Physiological conditions in embryo culture: reduction of the amount of oxygen in the incubator
Improving embryo culture by mimicking the conditions generated during in vivo culture is a key contributor towards improving success rates in couples who turn to in vitro fertilisation in order to solve their sterility issue.
In vitro culture of human embryos has traditionally been carried out in incubators in a controlled atmosphere at 6% CO2 and 21% O2. However, based on studies carried out on different species of mammals, we know that these conditions do not match those found in vivo in the fallopian tubes and the uterus where oxygen tension ranges between 2 and 8%.
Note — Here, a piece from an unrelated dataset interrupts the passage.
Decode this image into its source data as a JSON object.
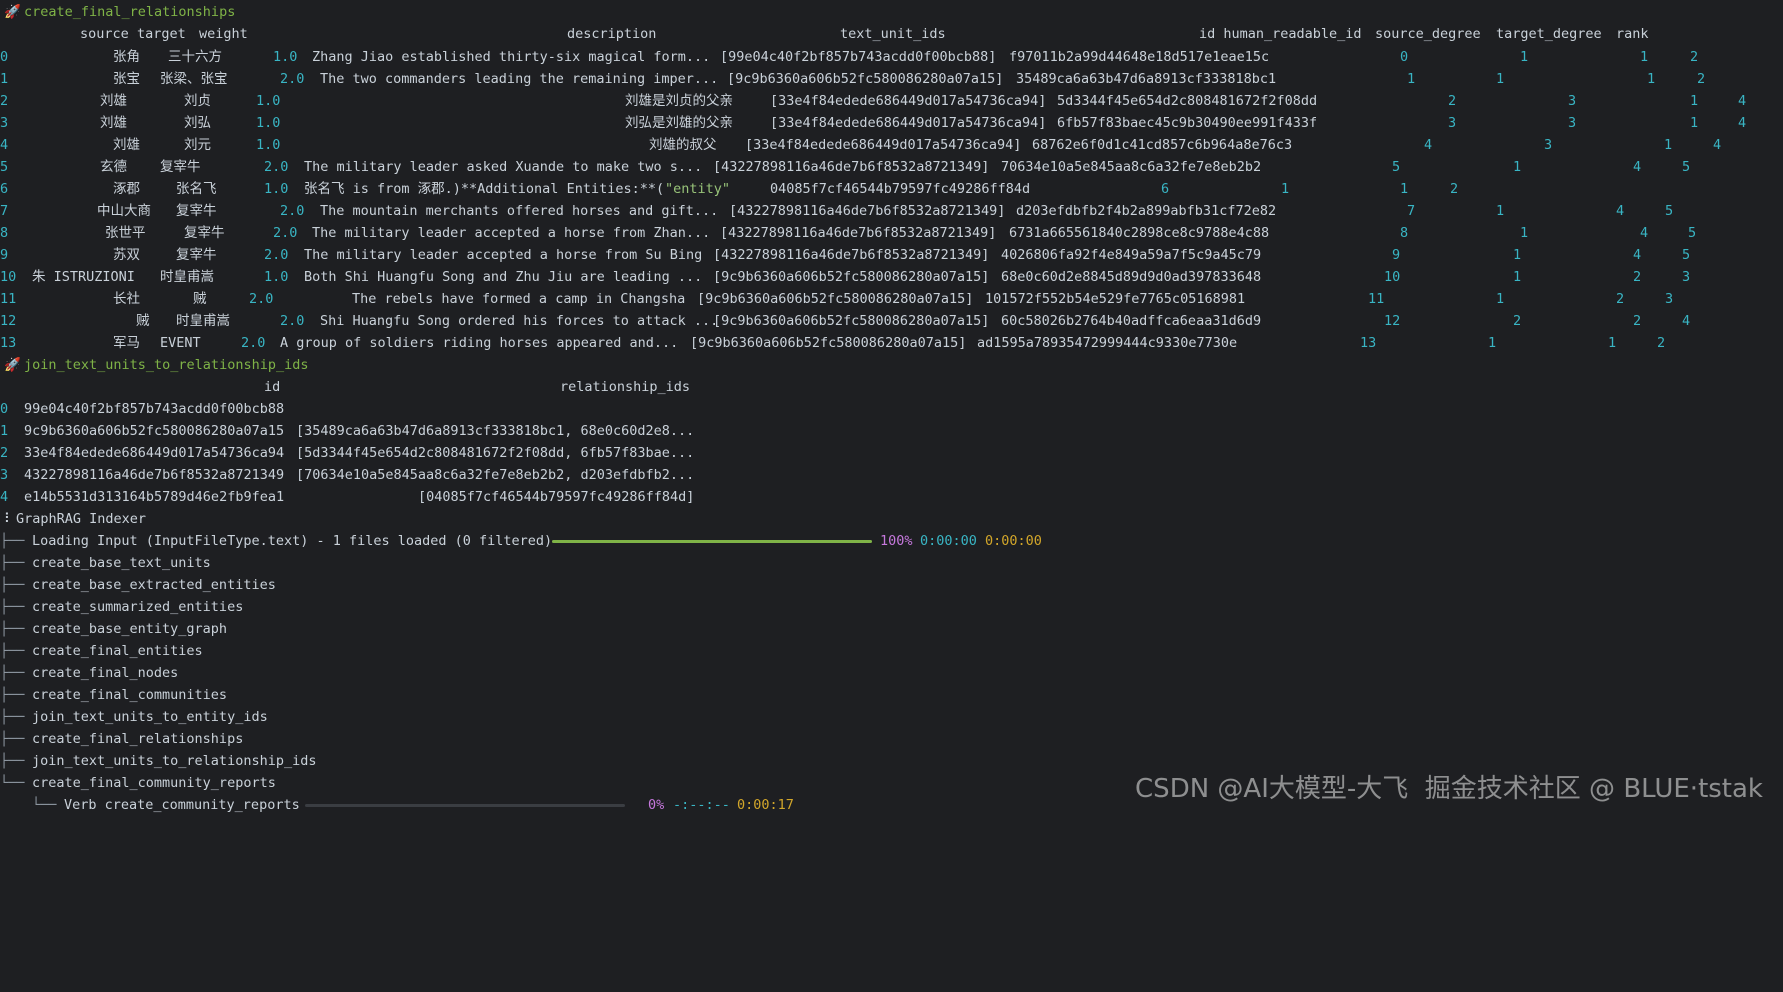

This supraphysiological concentration of oxygen has been associated with a possible negative impact on embryo development and the end result sought during assisted reproduction technology (ART) due to the formation of reactive oxygen species (ROS).
This supraphysiological concentration of oxygen has been associated with a possible negative impact on embryo development and abnormalities in gene expression due to the formation of reactive oxygen species (ROS).
ROS are molecules derived from O2. They act as strong oxidant agents that can alter the function and structure of many molecules that could then potentially compromise the viability of the embryo.
There is evidence to suggest that a reduction in ROS in the environment surrounding the embryo could potentially lead to an improvement in ART results. The proposed strategy for preventing the formation of harmful agents of this kind consists of culture in incubators designed specially in order to maintain partial pressure at 5%, or even lower, in an attempt to mimic in vivo conditions. In doing so, it has been possible to reduce ROS levels in the laboratory and improve embryo quality and, in short, increase pregnancy rates.
Jaime Guerrero, biologist of Instituto Bernabeu